Recently I suggested there might be 147 female characters in Shakespeare. If we are to trust that, how do they break down by play? I used the Open Source Shakespeare genre distinctions to categorize each play and the female-character categorizations from WordHoard to produce the following: In this graph, green represents comedy, black represents history, and red represents tragedy. As you will recall from my previous post, The Winter’s Tale has the most female characters, and 1H4, Julius Caesar, and Tempest have the least amount of female characters.
17 out of 37 plays have four female characters. This makes sense, as the Early Modern theatre could hire two boys to cover all female roles, although this would obviously limit the characters who could then speak to each other. More female characters required either more boys, or for each boy-actor to take on more parts (which would again limit the amount these characters could speak to each other).
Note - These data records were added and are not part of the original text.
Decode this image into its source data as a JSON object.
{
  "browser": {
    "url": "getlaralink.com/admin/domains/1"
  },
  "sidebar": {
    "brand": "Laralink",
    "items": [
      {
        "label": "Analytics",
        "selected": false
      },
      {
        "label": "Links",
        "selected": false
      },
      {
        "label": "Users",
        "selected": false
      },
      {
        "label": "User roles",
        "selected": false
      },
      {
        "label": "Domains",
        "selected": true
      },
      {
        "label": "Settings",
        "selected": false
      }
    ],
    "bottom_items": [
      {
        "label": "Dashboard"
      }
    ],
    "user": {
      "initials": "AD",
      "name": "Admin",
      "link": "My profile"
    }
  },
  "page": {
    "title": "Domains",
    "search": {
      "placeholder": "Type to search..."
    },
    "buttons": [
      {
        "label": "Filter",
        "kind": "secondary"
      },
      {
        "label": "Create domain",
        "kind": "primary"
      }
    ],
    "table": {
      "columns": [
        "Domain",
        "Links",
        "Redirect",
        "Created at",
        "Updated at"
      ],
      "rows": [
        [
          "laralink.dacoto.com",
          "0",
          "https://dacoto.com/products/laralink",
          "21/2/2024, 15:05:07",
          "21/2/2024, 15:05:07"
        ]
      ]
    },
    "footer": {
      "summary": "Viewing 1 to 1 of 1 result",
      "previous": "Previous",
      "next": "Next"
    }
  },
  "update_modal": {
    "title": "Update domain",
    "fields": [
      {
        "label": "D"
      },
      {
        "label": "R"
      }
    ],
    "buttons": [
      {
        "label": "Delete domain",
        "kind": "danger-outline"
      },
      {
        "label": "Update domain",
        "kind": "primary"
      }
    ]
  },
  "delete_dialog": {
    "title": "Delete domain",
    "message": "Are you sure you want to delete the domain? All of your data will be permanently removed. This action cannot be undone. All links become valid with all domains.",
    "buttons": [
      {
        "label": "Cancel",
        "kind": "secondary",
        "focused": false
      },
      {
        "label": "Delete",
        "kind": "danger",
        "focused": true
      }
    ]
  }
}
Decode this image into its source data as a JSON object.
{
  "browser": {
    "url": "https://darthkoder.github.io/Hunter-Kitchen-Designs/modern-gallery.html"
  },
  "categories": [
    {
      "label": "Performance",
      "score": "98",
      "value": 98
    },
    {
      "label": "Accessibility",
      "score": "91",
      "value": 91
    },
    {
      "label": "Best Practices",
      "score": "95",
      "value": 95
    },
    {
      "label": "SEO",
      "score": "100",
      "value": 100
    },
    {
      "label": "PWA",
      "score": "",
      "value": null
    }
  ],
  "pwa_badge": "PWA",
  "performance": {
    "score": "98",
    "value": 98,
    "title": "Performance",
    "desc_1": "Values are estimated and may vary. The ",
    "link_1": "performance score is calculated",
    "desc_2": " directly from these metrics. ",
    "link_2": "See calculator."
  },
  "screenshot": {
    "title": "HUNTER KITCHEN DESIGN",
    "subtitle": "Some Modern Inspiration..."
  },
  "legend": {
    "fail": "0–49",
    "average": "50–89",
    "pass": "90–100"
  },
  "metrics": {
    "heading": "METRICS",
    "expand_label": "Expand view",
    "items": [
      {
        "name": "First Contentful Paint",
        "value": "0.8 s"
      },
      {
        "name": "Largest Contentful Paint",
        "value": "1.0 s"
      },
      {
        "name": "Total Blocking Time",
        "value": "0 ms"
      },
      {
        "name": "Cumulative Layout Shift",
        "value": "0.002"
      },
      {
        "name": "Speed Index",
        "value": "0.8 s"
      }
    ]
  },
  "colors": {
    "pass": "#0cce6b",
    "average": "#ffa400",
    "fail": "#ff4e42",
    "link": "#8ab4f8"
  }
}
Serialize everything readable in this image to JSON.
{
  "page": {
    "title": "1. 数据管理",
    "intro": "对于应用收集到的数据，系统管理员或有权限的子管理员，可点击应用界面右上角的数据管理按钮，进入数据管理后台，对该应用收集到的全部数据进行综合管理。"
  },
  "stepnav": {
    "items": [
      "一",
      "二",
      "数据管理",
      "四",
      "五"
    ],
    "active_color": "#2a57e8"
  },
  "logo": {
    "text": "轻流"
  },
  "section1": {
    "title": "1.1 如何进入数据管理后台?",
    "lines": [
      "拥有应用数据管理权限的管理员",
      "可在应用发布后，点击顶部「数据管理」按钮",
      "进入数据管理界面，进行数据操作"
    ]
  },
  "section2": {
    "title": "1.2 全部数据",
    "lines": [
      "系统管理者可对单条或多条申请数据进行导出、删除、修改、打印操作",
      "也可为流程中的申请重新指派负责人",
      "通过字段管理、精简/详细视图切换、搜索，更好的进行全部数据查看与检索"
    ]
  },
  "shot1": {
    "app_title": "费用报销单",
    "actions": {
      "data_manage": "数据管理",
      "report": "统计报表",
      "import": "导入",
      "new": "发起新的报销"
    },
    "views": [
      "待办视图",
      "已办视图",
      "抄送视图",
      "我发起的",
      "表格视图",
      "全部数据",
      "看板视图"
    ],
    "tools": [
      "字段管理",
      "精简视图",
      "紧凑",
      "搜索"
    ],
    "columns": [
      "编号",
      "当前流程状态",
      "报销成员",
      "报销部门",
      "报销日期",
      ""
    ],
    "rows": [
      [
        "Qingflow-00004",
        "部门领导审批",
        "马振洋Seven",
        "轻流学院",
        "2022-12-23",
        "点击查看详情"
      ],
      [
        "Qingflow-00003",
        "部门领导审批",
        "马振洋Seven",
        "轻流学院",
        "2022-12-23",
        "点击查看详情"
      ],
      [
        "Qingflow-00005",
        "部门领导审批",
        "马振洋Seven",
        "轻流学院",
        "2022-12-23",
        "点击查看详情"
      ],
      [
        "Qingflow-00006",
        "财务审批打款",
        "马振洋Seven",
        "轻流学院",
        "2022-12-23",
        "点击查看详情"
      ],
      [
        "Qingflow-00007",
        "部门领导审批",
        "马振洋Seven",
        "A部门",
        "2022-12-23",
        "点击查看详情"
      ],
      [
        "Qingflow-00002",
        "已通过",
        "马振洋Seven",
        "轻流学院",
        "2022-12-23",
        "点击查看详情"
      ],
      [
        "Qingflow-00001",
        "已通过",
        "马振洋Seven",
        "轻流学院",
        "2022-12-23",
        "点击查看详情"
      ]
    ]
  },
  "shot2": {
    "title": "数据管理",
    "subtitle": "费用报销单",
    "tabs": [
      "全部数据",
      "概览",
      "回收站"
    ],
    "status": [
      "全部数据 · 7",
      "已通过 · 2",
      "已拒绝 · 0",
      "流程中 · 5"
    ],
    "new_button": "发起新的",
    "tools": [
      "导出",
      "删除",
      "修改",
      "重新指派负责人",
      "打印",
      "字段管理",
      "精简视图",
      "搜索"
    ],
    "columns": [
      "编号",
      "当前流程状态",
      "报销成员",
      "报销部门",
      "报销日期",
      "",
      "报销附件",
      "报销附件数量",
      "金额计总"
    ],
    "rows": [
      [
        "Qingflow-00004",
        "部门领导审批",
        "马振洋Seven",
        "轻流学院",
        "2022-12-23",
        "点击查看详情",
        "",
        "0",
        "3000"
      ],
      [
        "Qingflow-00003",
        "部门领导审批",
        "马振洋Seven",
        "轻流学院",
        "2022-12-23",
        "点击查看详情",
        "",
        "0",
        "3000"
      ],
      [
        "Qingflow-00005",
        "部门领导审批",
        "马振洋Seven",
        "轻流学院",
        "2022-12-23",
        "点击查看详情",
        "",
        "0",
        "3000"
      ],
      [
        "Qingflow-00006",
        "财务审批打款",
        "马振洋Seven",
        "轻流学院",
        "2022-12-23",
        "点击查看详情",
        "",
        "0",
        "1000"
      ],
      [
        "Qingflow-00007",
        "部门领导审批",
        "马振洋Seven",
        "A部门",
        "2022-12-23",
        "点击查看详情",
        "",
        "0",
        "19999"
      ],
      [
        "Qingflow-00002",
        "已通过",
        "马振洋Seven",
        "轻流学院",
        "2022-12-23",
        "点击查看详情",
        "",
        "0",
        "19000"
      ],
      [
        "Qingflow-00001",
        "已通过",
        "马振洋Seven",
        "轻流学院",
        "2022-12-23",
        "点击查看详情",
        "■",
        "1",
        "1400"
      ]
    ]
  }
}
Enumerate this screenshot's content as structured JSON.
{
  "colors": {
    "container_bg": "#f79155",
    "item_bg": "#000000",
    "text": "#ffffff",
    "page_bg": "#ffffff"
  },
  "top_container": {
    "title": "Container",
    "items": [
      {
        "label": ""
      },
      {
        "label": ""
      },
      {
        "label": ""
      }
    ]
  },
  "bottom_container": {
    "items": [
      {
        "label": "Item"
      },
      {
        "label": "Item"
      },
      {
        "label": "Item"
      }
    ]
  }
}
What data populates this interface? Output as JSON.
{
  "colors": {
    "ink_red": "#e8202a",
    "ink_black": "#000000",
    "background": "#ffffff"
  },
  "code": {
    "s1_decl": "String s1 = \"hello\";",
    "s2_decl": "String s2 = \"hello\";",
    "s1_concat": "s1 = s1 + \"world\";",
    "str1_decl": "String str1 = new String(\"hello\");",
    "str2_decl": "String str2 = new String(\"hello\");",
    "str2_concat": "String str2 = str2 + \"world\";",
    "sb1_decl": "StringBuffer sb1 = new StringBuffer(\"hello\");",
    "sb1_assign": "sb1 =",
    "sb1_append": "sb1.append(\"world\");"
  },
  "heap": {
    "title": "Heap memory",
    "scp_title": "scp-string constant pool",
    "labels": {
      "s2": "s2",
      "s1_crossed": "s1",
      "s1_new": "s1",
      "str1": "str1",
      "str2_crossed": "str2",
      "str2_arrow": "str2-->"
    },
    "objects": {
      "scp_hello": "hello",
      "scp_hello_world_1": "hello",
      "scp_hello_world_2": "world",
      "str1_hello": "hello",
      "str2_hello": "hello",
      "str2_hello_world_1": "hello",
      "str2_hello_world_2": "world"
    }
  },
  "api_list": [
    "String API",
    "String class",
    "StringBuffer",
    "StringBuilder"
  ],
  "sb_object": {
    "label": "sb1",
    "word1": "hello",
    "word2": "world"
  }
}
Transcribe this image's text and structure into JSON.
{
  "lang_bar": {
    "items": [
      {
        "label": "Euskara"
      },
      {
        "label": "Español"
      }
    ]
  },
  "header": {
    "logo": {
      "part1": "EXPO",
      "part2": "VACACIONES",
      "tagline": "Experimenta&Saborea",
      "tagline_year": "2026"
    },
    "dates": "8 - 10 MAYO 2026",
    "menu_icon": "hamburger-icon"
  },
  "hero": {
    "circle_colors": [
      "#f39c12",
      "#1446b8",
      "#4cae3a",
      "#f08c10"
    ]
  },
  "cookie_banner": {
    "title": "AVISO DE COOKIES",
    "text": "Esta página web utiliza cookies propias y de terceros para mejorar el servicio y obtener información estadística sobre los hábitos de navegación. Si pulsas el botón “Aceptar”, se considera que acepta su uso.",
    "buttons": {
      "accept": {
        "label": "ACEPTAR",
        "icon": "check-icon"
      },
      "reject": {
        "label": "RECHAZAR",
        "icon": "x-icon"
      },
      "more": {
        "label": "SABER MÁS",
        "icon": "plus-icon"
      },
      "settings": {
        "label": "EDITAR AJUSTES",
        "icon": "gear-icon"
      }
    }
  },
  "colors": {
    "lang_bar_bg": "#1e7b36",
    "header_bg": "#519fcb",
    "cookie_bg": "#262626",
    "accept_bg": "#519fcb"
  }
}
But how much do these characters talk? Or, in other words, how much of each play is made up of words said by female characters? To do that, I’d first have to find how many words were in each play, and how much of those words were said by female characters. I already had made note of how many words were said by female characters in each play from my previous post, but I didn’t have the total number of words in each play.
I returned to WordHoard’s find words function to get a word-count according to the software’s own encoded edition of each play: With this information, I was now able to produce the following graph. Again, green represents comedy, black represents history, and red represents tragedy; the shapes of each mark on the graph represents how many female characters are in each play:
Female characters in As You Like It say the most out of all the female characters in Shakespeare (but that number includes Rosalind/Ganymede) with 8,643 words spoken out of 21,298 total words in the play. Female characters in Timon of Athens say the least, with 61 words out of 17,744 total words in the play. On the whole, while there may be slightly more female characters in comedies, the amount of words they actually speak is highly variable, whereas the histories seem to show the least amount of variation. I had also taken the average of all female characters in each genre and found that comedies had an average of 4.07 female characters; histories, an average of 4.083 female characters; and tragedies had an average of 3.72 female characters – suggesting that the history plays may be the most stable out of the three categories for female characters, which is interesting. If you are interested in which female characters say the most words, please click here for the relevant image.
A number of people have asked me if Shakespeare passes the Bechdel test: I’m working on it! Stay tuned…